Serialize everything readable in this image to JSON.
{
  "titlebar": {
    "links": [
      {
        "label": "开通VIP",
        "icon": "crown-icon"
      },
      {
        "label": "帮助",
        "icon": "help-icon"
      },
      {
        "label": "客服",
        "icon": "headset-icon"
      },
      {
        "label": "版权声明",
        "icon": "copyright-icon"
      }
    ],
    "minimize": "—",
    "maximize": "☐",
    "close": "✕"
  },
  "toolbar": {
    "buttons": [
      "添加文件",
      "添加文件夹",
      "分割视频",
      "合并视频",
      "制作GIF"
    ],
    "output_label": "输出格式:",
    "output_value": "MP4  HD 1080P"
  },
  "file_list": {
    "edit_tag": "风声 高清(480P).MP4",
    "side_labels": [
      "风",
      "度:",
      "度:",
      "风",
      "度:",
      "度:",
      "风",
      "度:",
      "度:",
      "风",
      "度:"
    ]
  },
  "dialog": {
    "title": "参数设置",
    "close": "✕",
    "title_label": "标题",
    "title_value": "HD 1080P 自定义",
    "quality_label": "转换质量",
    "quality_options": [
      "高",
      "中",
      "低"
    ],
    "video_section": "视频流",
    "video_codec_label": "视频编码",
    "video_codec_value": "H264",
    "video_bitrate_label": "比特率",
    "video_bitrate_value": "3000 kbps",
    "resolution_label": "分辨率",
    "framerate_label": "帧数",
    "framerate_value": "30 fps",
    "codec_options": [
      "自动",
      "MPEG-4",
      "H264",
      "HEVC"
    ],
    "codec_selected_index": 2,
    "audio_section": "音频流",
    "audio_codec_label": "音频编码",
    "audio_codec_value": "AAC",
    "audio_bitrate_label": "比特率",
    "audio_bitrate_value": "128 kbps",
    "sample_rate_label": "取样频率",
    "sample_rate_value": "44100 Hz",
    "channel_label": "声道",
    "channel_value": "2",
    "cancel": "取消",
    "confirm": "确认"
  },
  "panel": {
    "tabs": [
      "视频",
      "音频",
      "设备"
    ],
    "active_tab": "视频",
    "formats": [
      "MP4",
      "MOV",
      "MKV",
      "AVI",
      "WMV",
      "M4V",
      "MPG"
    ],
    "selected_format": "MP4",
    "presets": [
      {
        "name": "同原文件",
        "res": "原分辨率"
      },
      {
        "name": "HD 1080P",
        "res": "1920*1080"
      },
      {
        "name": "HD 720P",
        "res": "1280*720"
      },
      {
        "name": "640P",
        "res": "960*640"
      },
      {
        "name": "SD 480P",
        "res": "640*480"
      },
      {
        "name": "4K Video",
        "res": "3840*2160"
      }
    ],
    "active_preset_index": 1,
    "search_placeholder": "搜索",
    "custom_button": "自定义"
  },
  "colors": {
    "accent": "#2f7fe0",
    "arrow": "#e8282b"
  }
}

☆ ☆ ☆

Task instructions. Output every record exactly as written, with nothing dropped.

Solution.
Serialize everything readable in this image to JSON.
{
  "titlebar": {
    "links": [
      {
        "label": "开通VIP",
        "icon": "crown-icon"
      },
      {
        "label": "帮助",
        "icon": "help-icon"
      },
      {
        "label": "客服",
        "icon": "headset-icon"
      },
      {
        "label": "版权声明",
        "icon": "copyright-icon"
      }
    ],
    "minimize": "—",
    "maximize": "☐",
    "close": "✕"
  },
  "toolbar": {
    "buttons": [
      "添加文件",
      "添加文件夹",
      "分割视频",
      "合并视频",
      "制作GIF"
    ],
    "output_label": "输出格式:",
    "output_value": "MP4  HD 1080P"
  },
  "file_list": {
    "edit_tag": "风声 高清(480P).MP4",
    "side_labels": [
      "风",
      "度:",
      "度:",
      "风",
      "度:",
      "度:",
      "风",
      "度:",
      "度:",
      "风",
      "度:"
    ]
  },
  "dialog": {
    "title": "参数设置",
    "close": "✕",
    "title_label": "标题",
    "title_value": "HD 1080P 自定义",
    "quality_label": "转换质量",
    "quality_options": [
      "高",
      "中",
      "低"
    ],
    "video_section": "视频流",
    "video_codec_label": "视频编码",
    "video_codec_value": "H264",
    "video_bitrate_label": "比特率",
    "video_bitrate_value": "3000 kbps",
    "resolution_label": "分辨率",
    "framerate_label": "帧数",
    "framerate_value": "30 fps",
    "codec_options": [
      "自动",
      "MPEG-4",
      "H264",
      "HEVC"
    ],
    "codec_selected_index": 2,
    "audio_section": "音频流",
    "audio_codec_label": "音频编码",
    "audio_codec_value": "AAC",
    "audio_bitrate_label": "比特率",
    "audio_bitrate_value": "128 kbps",
    "sample_rate_label": "取样频率",
    "sample_rate_value": "44100 Hz",
    "channel_label": "声道",
    "channel_value": "2",
    "cancel": "取消",
    "confirm": "确认"
  },
  "panel": {
    "tabs": [
      "视频",
      "音频",
      "设备"
    ],
    "active_tab": "视频",
    "formats": [
      "MP4",
      "MOV",
      "MKV",
      "AVI",
      "WMV",
      "M4V",
      "MPG"
    ],
    "selected_format": "MP4",
    "presets": [
      {
        "name": "同原文件",
        "res": "原分辨率"
      },
      {
        "name": "HD 1080P",
        "res": "1920*1080"
      },
      {
        "name": "HD 720P",
        "res": "1280*720"
      },
      {
        "name": "640P",
        "res": "960*640"
      },
      {
        "name": "SD 480P",
        "res": "640*480"
      },
      {
        "name": "4K Video",
        "res": "3840*2160"
      }
    ],
    "active_preset_index": 1,
    "search_placeholder": "搜索",
    "custom_button": "自定义"
  },
  "colors": {
    "accent": "#2f7fe0",
    "arrow": "#e8282b"
  }
}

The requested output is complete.